The most common cause of low oxygen levels is an overabundance of aquatic plants, especially algae.  A moderate number of aquatic plants can be beneficial to the pond because they do release water into the pond.  Planktonic algae are the first step in the food chain of a pond, so their presence is also critical.  However, having too many of them will harm the pond’s environment; while planktonic algae do provide oxygen to the pond during the day, they will also consume oxygen at night.  As a result, heavy algae blooms or thick aquatic vegetation can lead to dangerous low levels of oxygen for the fish, often leading to their deaths.

Poor dissolved oxygen levels also come from high organic waste loads.  Dead vegetation, fertilizer run-off, fish food, and fish waste can all contribute to the amount of organic waste load.  These elements can be naturally broken down in a pond due to the presence of beneficial bacteria, but like most things, that bacteria needs oxygen in order to do it, which is why it is critical that you keep the oxygen levels at acceptable levels or higher.

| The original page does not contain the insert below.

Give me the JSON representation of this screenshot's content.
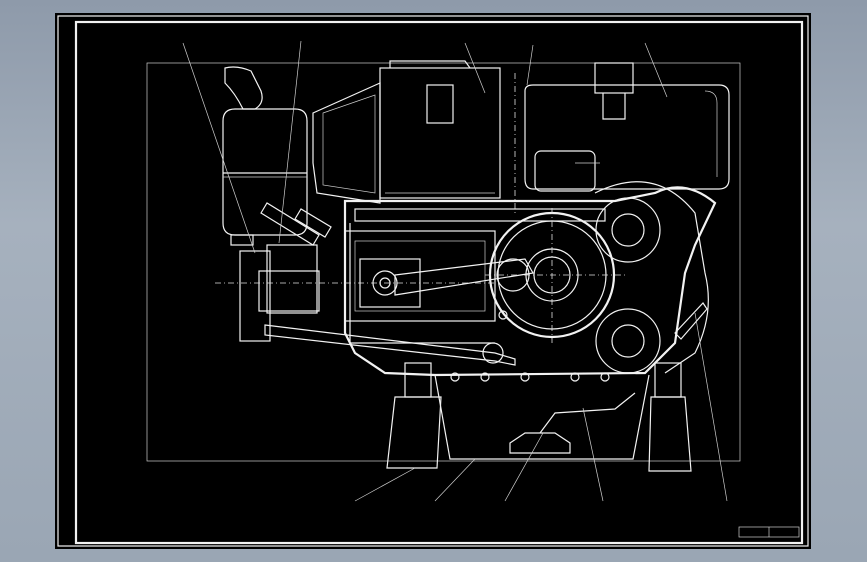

To do this, you need to consider the two main types of aeration systems:  surface aeration and bottom based aeration.  To decide which would be more beneficial for your pond, consider the depth of your pond.  If your pond is less than six feet deep, a surface aeration system is likely best, while deeper ponds should utilize a bottom based aeration system.

The main difference between the two types of aeration systems is that surface aerators are usually floating aeration units that pull in water from the top foot or two of the pond and splash it into the air.  As the water falls back to the pond, oxygen transfer and the venting of gases occur.  This means that the aeration is taking place just at the surface, which is why this method of aeration works best for smaller ponds.

Conversely, bottom based aeration systems or diffused aeration involves pushing air down to the bottom of the pond or lake and allowing the bubbles to rise naturally to the surface of the water.  The bubbles provide the bulk of the aeration, which makes bottom based aeration systems the ideal choice for larger ponds and lakes.  As the bubbles rise, they de-stratify the water, which eliminates that oxygen-poor zone down at the bottom of the pond or lake.  The oxygen rich water helps to create a healthier water column.

Proper aeration will not only keep your fish alive, but will also stimulate beneficial pond bacteria that can break down waste and reduce the bottom muck layer.  Aerobic bacteria will also be more numerous than anaerobic bacteria, which will reduce the odor that your pond produces.  Phosphates, which algae thrive on, are eliminated, preventing the algae from accumulating in your pond.  Your overall water quality will also be improved.  Gasses like carbon dioxide and hydrogen sulfide can be easily vented.  Quality aeration systems can also keep fish from dying in ponds in northern states during the winter, as the pond’s surface will not freeze over, allowing gasses to be vented during the winter, which is critical to the survival of your fish.

To further aid the presence and growth of aerobic bacteria, you should utilize EcoBio-Block nsM and/or EcoBio-Block Wave.  These products have been shown to increase the presence of nitrifying bacteria and decrease the time it takes to establish the denitrification cycle in your pond.  This will help to reduce the odor emanating from your pond and it has been established as safe for all fish and plants.

As you can see, pond aeration is critical to the survival of your fish and to the presence of aerobic bacteria, which can break down waste more quickly and with less odor than anaerobic bacteria.  There are two main types of aeration:  surface aeration and bottom based aeration.  Surface aeration is best for ponds that are less than six feet, as aeration only occurs at the surface.  For deeper ponds and lakes, bottom based aeration is best, since this keeps the bottom part of the pond/lake enriched with oxygen, critical to the water level remaining high and allowing your fish to live throughout the whole area.  By carefully considering and implementing the proper aeration system, your fish can remain healthy and add to the landscape of your pond.